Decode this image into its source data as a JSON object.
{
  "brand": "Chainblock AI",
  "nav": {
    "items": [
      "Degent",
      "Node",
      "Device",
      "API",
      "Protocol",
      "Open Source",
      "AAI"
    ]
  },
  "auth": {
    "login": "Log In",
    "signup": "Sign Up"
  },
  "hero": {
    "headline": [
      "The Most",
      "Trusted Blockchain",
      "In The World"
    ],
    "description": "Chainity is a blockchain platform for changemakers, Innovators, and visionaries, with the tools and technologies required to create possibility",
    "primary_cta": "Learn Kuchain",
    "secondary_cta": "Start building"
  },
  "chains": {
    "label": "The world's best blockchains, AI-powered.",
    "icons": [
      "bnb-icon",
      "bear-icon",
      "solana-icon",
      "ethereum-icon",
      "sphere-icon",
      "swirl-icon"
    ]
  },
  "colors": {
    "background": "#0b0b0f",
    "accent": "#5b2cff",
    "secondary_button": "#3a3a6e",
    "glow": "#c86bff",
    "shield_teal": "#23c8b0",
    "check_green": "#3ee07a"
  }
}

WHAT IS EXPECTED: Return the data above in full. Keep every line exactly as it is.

SOLVED PROBLEM:
Decode this image into its source data as a JSON object.
{
  "brand": "Chainblock AI",
  "nav": {
    "items": [
      "Degent",
      "Node",
      "Device",
      "API",
      "Protocol",
      "Open Source",
      "AAI"
    ]
  },
  "auth": {
    "login": "Log In",
    "signup": "Sign Up"
  },
  "hero": {
    "headline": [
      "The Most",
      "Trusted Blockchain",
      "In The World"
    ],
    "description": "Chainity is a blockchain platform for changemakers, Innovators, and visionaries, with the tools and technologies required to create possibility",
    "primary_cta": "Learn Kuchain",
    "secondary_cta": "Start building"
  },
  "chains": {
    "label": "The world's best blockchains, AI-powered.",
    "icons": [
      "bnb-icon",
      "bear-icon",
      "solana-icon",
      "ethereum-icon",
      "sphere-icon",
      "swirl-icon"
    ]
  },
  "colors": {
    "background": "#0b0b0f",
    "accent": "#5b2cff",
    "secondary_button": "#3a3a6e",
    "glow": "#c86bff",
    "shield_teal": "#23c8b0",
    "check_green": "#3ee07a"
  }
}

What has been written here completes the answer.